treadmill data. During overground gait, the shank is always moving forward
in the inertial frame. However, in treadmill gait, the shank moves forward
always in the treadmill reference frame, but moves forward and backward in
the inertial reference frame.

It seems like a reversal of forward to rearward angular velocity of the
shank should occur near HS, although I am not sure if this is an absolute.
It is possible that the rearward motion of the shank precedes HS by a small
interval.
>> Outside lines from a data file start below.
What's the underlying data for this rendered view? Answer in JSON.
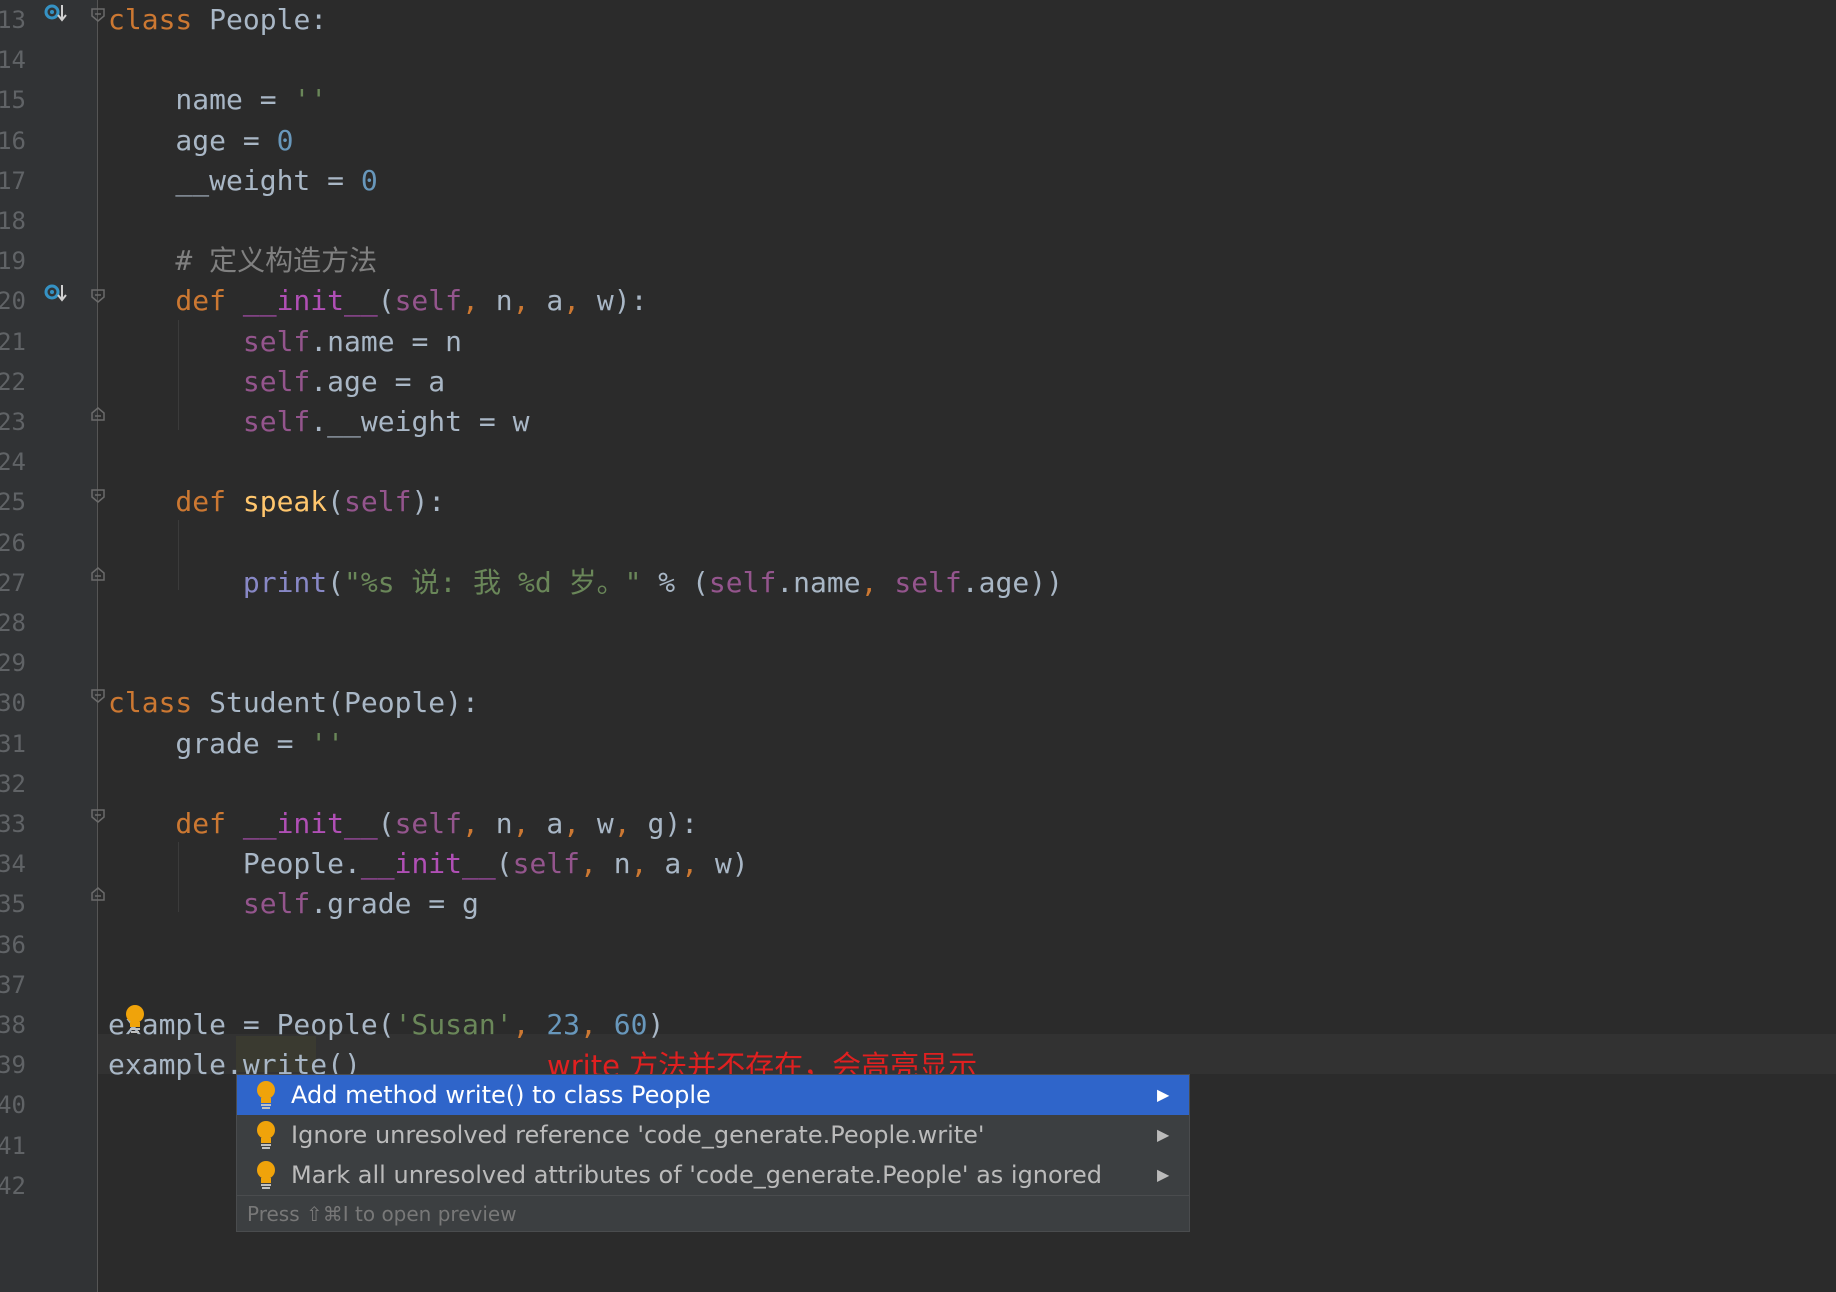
{
  "editor": {
    "lines": [
      {
        "number": "13",
        "tokens": [
          {
            "t": "class",
            "c": "kw"
          },
          {
            "t": " People:",
            "c": "punct"
          }
        ]
      },
      {
        "number": "14",
        "tokens": []
      },
      {
        "number": "15",
        "tokens": [
          {
            "t": "    name = ",
            "c": "punct"
          },
          {
            "t": "''",
            "c": "str"
          }
        ]
      },
      {
        "number": "16",
        "tokens": [
          {
            "t": "    age = ",
            "c": "punct"
          },
          {
            "t": "0",
            "c": "num"
          }
        ]
      },
      {
        "number": "17",
        "tokens": [
          {
            "t": "    __weight = ",
            "c": "punct"
          },
          {
            "t": "0",
            "c": "num"
          }
        ]
      },
      {
        "number": "18",
        "tokens": []
      },
      {
        "number": "19",
        "tokens": [
          {
            "t": "    # 定义构造方法",
            "c": "cmt"
          }
        ]
      },
      {
        "number": "20",
        "tokens": [
          {
            "t": "    def ",
            "c": "kw"
          },
          {
            "t": "__init__",
            "c": "magic"
          },
          {
            "t": "(",
            "c": "punct"
          },
          {
            "t": "self",
            "c": "self"
          },
          {
            "t": ", ",
            "c": "comma"
          },
          {
            "t": "n",
            "c": "punct"
          },
          {
            "t": ", ",
            "c": "comma"
          },
          {
            "t": "a",
            "c": "punct"
          },
          {
            "t": ", ",
            "c": "comma"
          },
          {
            "t": "w):",
            "c": "punct"
          }
        ]
      },
      {
        "number": "21",
        "tokens": [
          {
            "t": "        ",
            "c": "punct"
          },
          {
            "t": "self",
            "c": "self"
          },
          {
            "t": ".name = n",
            "c": "punct"
          }
        ]
      },
      {
        "number": "22",
        "tokens": [
          {
            "t": "        ",
            "c": "punct"
          },
          {
            "t": "self",
            "c": "self"
          },
          {
            "t": ".age = a",
            "c": "punct"
          }
        ]
      },
      {
        "number": "23",
        "tokens": [
          {
            "t": "        ",
            "c": "punct"
          },
          {
            "t": "self",
            "c": "self"
          },
          {
            "t": ".__weight = w",
            "c": "punct"
          }
        ]
      },
      {
        "number": "24",
        "tokens": []
      },
      {
        "number": "25",
        "tokens": [
          {
            "t": "    def ",
            "c": "kw"
          },
          {
            "t": "speak",
            "c": "fn"
          },
          {
            "t": "(",
            "c": "punct"
          },
          {
            "t": "self",
            "c": "self"
          },
          {
            "t": "):",
            "c": "punct"
          }
        ]
      },
      {
        "number": "26",
        "tokens": []
      },
      {
        "number": "27",
        "tokens": [
          {
            "t": "        ",
            "c": "punct"
          },
          {
            "t": "print",
            "c": "builtin"
          },
          {
            "t": "(",
            "c": "punct"
          },
          {
            "t": "\"%s 说: 我 %d 岁。\"",
            "c": "str"
          },
          {
            "t": " % (",
            "c": "punct"
          },
          {
            "t": "self",
            "c": "self"
          },
          {
            "t": ".name",
            "c": "punct"
          },
          {
            "t": ", ",
            "c": "comma"
          },
          {
            "t": "self",
            "c": "self"
          },
          {
            "t": ".age))",
            "c": "punct"
          }
        ]
      },
      {
        "number": "28",
        "tokens": []
      },
      {
        "number": "29",
        "tokens": []
      },
      {
        "number": "30",
        "tokens": [
          {
            "t": "class",
            "c": "kw"
          },
          {
            "t": " Student(People):",
            "c": "punct"
          }
        ]
      },
      {
        "number": "31",
        "tokens": [
          {
            "t": "    grade = ",
            "c": "punct"
          },
          {
            "t": "''",
            "c": "str"
          }
        ]
      },
      {
        "number": "32",
        "tokens": []
      },
      {
        "number": "33",
        "tokens": [
          {
            "t": "    def ",
            "c": "kw"
          },
          {
            "t": "__init__",
            "c": "magic"
          },
          {
            "t": "(",
            "c": "punct"
          },
          {
            "t": "self",
            "c": "self"
          },
          {
            "t": ", ",
            "c": "comma"
          },
          {
            "t": "n",
            "c": "punct"
          },
          {
            "t": ", ",
            "c": "comma"
          },
          {
            "t": "a",
            "c": "punct"
          },
          {
            "t": ", ",
            "c": "comma"
          },
          {
            "t": "w",
            "c": "punct"
          },
          {
            "t": ", ",
            "c": "comma"
          },
          {
            "t": "g):",
            "c": "punct"
          }
        ]
      },
      {
        "number": "34",
        "tokens": [
          {
            "t": "        People.",
            "c": "punct"
          },
          {
            "t": "__init__",
            "c": "magic"
          },
          {
            "t": "(",
            "c": "punct"
          },
          {
            "t": "self",
            "c": "self"
          },
          {
            "t": ", ",
            "c": "comma"
          },
          {
            "t": "n",
            "c": "punct"
          },
          {
            "t": ", ",
            "c": "comma"
          },
          {
            "t": "a",
            "c": "punct"
          },
          {
            "t": ", ",
            "c": "comma"
          },
          {
            "t": "w)",
            "c": "punct"
          }
        ]
      },
      {
        "number": "35",
        "tokens": [
          {
            "t": "        ",
            "c": "punct"
          },
          {
            "t": "self",
            "c": "self"
          },
          {
            "t": ".grade = g",
            "c": "punct"
          }
        ]
      },
      {
        "number": "36",
        "tokens": []
      },
      {
        "number": "37",
        "tokens": []
      },
      {
        "number": "38",
        "tokens": [
          {
            "t": "example = People(",
            "c": "punct"
          },
          {
            "t": "'Susan'",
            "c": "str"
          },
          {
            "t": ", ",
            "c": "comma"
          },
          {
            "t": "23",
            "c": "num"
          },
          {
            "t": ", ",
            "c": "comma"
          },
          {
            "t": "60",
            "c": "num"
          },
          {
            "t": ")",
            "c": "punct"
          }
        ]
      },
      {
        "number": "39",
        "tokens": [
          {
            "t": "example.write()",
            "c": "punct"
          }
        ]
      },
      {
        "number": "40",
        "tokens": []
      },
      {
        "number": "41",
        "tokens": []
      },
      {
        "number": "42",
        "tokens": []
      }
    ]
  },
  "annotation": "write 方法并不存在，会高亮显示",
  "intention_popup": {
    "items": [
      {
        "label": "Add method write() to class People",
        "selected": true,
        "icon": "lightbulb-icon"
      },
      {
        "label": "Ignore unresolved reference 'code_generate.People.write'",
        "selected": false,
        "icon": "lightbulb-icon"
      },
      {
        "label": "Mark all unresolved attributes of 'code_generate.People' as ignored",
        "selected": false,
        "icon": "lightbulb-icon"
      }
    ],
    "footer": "Press ⇧⌘I to open preview"
  },
  "colors": {
    "background": "#2b2b2b",
    "keyword": "#cc7832",
    "string": "#6a8759",
    "number": "#6897bb",
    "self": "#94558d",
    "annotation": "#e02020",
    "selection": "#2f65ca"
  }
}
Maybe another way to say this is that if you are standing on the
side of the treadmill and the person is facing the left, I would expect a
clockwise (CW) rotation of the shank as the leg swings, which reverses to a
CCW rotation near HS. TO is tougher, although I would expect a 'jump' in
shank AV magnitude as TO occurs and the leg begins to swing.

Do you have AV info on the shank?

Dear Evie
Currently, I have defined a method which can be refered to as SET (Sagittal
Extremim Technique). the abstract has been accepted for salfod
international biomechanic conference. I am preparing the full paper.
attached is the abstract. if you think this method might help, and you need
more information about it please dont hesitate to contact me.

Behdad Tahayori
Research Officer
SUMS,School of Rehabilitation, Iran
Tel: +98-711-6261081
Fax: +98-711-6272495
mobile: +98-917 7029441
Good Afternoon,

I saw your posting on bmch-l about treadmill stance determination. I know
of one running paper, which developed a method to determine stance using
kinematic shank and foot data. I hope it helps.

Hreljac, A and Stergiou, N. 2000. Phase determination during normal running
using kinematic data. Med Biol Eng Comput. Sept;38(5):503-6.

Good Luck!

Becky Fellin
Research Assistant
University of Delaware
i expect you would get a number of relevant responses about this, but this
may work for you. in the not so distance past (~6 months ago) i received
some info on low cost force sensing strips/pads. as i recall they might
give you a low resolution profile of foot impact if you digitized the
output. if you want i could search out the info.

Dear Evie Burnet,

in our lab at the Department of Movement and Sport Sciences at the Ghent
University (Belgium), we have the same problems. We tried insoles to detect
gait events, but they were also damaged really fast.
It is our purpose to investigate gait also in overground conditions.
we can not alway acquire kinematic data.

I would appreciate if you keep me in touch with this problem.

Kind regards,

Kristof De Smet
Department of Movement and Sports Sciences
Watersportlaan 2
B-9000 Gent
Tel +32 (0)9 264 63 12
GSM +32 (0)486 41 56 20
Fax +32 (0)9 264 64 84
Dear Evie

The switches I am using at present seem very reliable although I have not
used them running they have lasted for many hours without breakdown. They
switches are designed for TV remote controls and the like and are about 4mm
thick the only ID numbers on them are DIP / B but I but them from the local
electronics store for about 80p ($1.40) each. I mount then in 3mm self
adhesive poron and are very comfortable underfoot.

All the best Dave Smith